> **What you have to do**: Read the records beneath this task and copy every line that contains the string "someuni".

───── Data listing ─────

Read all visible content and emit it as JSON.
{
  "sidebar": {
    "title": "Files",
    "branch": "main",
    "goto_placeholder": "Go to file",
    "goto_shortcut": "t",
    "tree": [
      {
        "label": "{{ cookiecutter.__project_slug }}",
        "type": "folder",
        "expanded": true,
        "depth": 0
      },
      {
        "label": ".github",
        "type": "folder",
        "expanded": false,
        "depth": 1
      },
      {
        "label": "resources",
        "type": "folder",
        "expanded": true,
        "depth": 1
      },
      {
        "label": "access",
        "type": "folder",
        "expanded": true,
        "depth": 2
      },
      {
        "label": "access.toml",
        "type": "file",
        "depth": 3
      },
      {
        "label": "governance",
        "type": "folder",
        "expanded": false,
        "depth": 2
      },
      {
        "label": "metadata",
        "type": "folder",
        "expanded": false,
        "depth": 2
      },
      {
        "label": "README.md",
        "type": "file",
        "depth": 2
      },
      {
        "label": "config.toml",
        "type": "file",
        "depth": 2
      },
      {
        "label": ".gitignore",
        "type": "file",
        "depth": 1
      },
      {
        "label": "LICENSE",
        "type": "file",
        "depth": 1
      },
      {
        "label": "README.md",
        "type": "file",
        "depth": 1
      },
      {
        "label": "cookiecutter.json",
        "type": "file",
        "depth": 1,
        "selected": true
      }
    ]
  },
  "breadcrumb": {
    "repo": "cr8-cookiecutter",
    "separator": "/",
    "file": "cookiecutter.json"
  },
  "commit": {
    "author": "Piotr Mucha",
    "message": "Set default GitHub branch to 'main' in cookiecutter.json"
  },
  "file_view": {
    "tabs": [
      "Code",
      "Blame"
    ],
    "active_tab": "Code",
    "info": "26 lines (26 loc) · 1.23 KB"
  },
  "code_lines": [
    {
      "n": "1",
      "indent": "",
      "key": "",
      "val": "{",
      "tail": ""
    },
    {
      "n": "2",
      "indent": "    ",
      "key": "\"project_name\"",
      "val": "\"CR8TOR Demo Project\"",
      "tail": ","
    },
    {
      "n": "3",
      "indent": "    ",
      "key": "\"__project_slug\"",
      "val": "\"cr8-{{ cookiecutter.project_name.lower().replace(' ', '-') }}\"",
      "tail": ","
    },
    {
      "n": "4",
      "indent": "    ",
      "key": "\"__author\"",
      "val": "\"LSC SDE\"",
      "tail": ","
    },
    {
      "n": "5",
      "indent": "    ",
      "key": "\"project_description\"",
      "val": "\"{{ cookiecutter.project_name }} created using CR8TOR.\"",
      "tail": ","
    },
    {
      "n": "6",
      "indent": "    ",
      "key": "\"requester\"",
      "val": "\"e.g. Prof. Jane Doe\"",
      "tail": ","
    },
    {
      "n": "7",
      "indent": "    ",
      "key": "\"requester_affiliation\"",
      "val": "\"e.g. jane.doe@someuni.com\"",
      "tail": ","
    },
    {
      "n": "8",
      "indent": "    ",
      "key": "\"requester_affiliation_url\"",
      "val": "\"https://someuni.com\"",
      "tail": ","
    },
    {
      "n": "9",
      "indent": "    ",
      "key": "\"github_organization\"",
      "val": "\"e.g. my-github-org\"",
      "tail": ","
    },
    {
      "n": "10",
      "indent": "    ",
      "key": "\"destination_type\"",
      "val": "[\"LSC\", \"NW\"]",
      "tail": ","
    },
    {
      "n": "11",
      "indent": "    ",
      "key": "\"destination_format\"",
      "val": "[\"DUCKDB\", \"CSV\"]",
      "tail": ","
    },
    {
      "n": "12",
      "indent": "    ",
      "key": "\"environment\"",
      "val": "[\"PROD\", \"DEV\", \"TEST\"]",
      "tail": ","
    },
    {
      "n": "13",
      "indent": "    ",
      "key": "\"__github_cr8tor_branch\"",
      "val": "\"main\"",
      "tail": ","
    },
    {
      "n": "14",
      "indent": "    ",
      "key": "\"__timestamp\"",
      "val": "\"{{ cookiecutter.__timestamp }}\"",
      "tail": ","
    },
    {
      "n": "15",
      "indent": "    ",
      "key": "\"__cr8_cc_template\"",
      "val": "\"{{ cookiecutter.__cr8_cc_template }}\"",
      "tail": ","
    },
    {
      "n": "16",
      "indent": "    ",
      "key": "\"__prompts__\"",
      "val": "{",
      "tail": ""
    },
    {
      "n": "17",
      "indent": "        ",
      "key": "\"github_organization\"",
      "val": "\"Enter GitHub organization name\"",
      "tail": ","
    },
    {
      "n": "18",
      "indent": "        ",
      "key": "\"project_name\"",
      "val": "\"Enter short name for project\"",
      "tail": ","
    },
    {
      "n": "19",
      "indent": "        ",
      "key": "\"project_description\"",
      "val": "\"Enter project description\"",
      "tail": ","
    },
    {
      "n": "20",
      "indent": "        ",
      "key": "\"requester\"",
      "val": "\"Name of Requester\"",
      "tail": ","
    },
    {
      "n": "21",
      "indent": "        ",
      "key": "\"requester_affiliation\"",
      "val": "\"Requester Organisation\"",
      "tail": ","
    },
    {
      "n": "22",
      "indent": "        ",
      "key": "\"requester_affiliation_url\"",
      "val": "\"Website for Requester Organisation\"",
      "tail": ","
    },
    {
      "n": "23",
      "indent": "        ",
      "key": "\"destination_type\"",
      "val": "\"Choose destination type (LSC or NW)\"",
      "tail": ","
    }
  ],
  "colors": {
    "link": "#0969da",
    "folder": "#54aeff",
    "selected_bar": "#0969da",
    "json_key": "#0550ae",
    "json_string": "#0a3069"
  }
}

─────

> **Output of the exercise**:
      "val": "\"e.g. jane.doe@someuni.com\"",
      "val": "\"https://someuni.com\"",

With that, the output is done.